Although she had ingested some fluid, which is not uncommon for C-section deliveries, after some brief suctioning [I’m not sure of the clinical term] all was clear. We were taken to the recovery area to bond. Our nurse dimmed the lights and gave us privacy until it was time for Tatum to go to the nursery. That’s when they discovered my blood loss.
I’ll spare you all the gory details but suffice it to say I lost way too much blood after the surgery. A second set of forms was quickly signed– a blood transfusion appeared imminent– and I began to seriously panic. Although I was not supposed to have any visitors in the recovery area they allowed me to bring Ashley in, and later my dad when he arrived. They tried to shield it from me but I could tell they were both extremely worried– my floor and bed looked like something out of CSI. I started to feel as though I was fading out [not in a dramatic sort of way, more like being depleted of energy and getting woozy] and don’t recall much. With my anxiety I knew better than to ask any questions. I still don’t know exactly what happened, though I certainly plan to find out, or how it was resolved. I do know that I received a very painful shot in my thigh and some medications. Thankfully a blood transfusion wasn’t necessary.
Once the bleeding had ceased I finally went to my room. My friend, Raquel [who is 31 weeks pregnant], arrived with her son, Reed. They brought me Chik-Fil-A and lemonade– a yummy treat. Dad arrived just as Tatum was wheeled in from the nursery. I’m so glad Raquel and Reed came by….it was nice having a little boy there [on a humorous note– Raquel’s husband is named Adam so she’s got an Adam and a Reed in her family too] and it reminded me how excited I was to see my son interact with his sister. As we oohed and ahed over Tatum, Adam called. He told me how much he loved me and Tatum, that he had seen the picture of the two of us after surgery, and said he missed me. Then he said that he knew I was at the ‘special baby hospital’ but he really wanted to meet Tatum– when could I come bring him home so he could meet Tatum? I lost it. In front of Raquel and my dad I started sobbing and had to get off the phone. One can only pretend for so long their family isn’t destroyed.
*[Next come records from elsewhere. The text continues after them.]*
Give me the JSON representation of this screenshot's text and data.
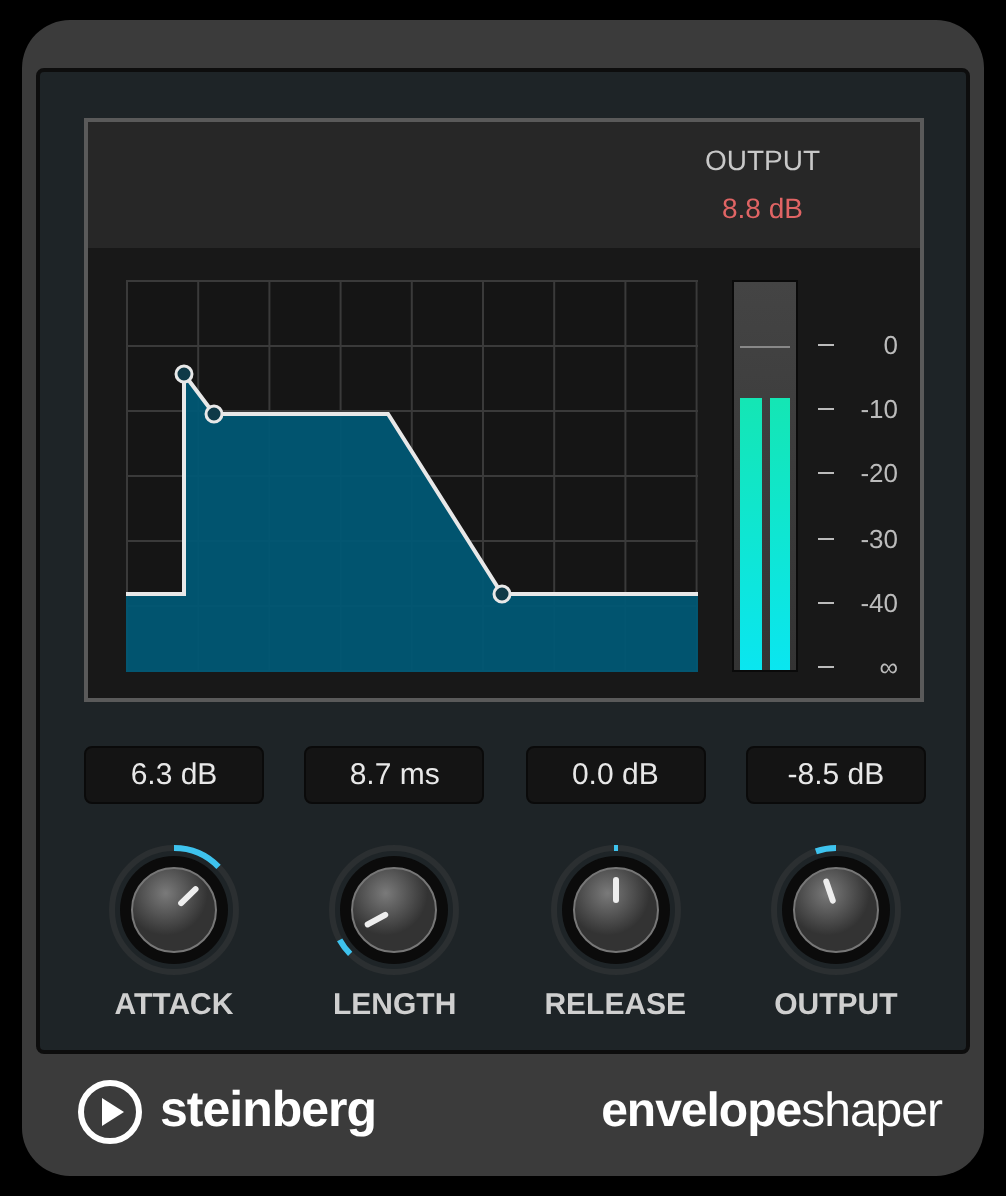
{
  "display": {
    "output_label": "OUTPUT",
    "output_value": "8.8 dB",
    "meters": [
      {
        "level": 0.7
      },
      {
        "level": 0.7
      }
    ],
    "scale": [
      "0",
      "-10",
      "-20",
      "-30",
      "-40",
      "∞"
    ]
  },
  "controls": [
    {
      "value": "6.3 dB",
      "label": "ATTACK"
    },
    {
      "value": "8.7 ms",
      "label": "LENGTH"
    },
    {
      "value": "0.0 dB",
      "label": "RELEASE"
    },
    {
      "value": "-8.5 dB",
      "label": "OUTPUT"
    }
  ],
  "footer": {
    "brand": "steinberg",
    "product": "**envelope**shaper"
  }
}
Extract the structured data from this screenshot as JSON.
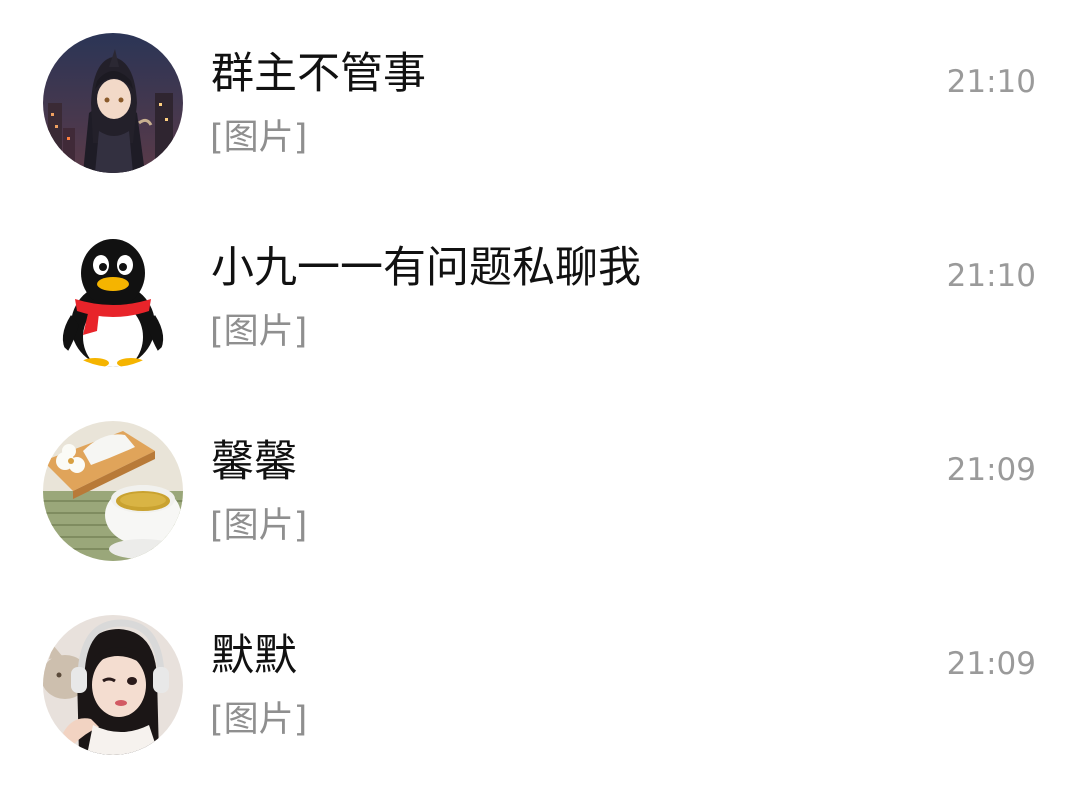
{
  "chats": [
    {
      "name": "群主不管事",
      "preview": "[图片]",
      "time": "21:10",
      "avatar": "anime-girl-avatar"
    },
    {
      "name": "小九一一有问题私聊我",
      "preview": "[图片]",
      "time": "21:10",
      "avatar": "qq-penguin-avatar"
    },
    {
      "name": "馨馨",
      "preview": "[图片]",
      "time": "21:09",
      "avatar": "tea-cup-avatar"
    },
    {
      "name": "默默",
      "preview": "[图片]",
      "time": "21:09",
      "avatar": "girl-headphones-avatar"
    }
  ],
  "colors": {
    "name_text": "#111111",
    "preview_text": "#8f8f8f",
    "time_text": "#9a9a9a",
    "background": "#ffffff"
  }
}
Tatum, you are my saving grace. I love you so much. You are SAFE. Nobody will take you like they took Adam. You are surrounded by people who love you and will protect you. Mommy needs to keep fighting for brother and then the three of us will be together.
With infinite love, gratitude, and respect,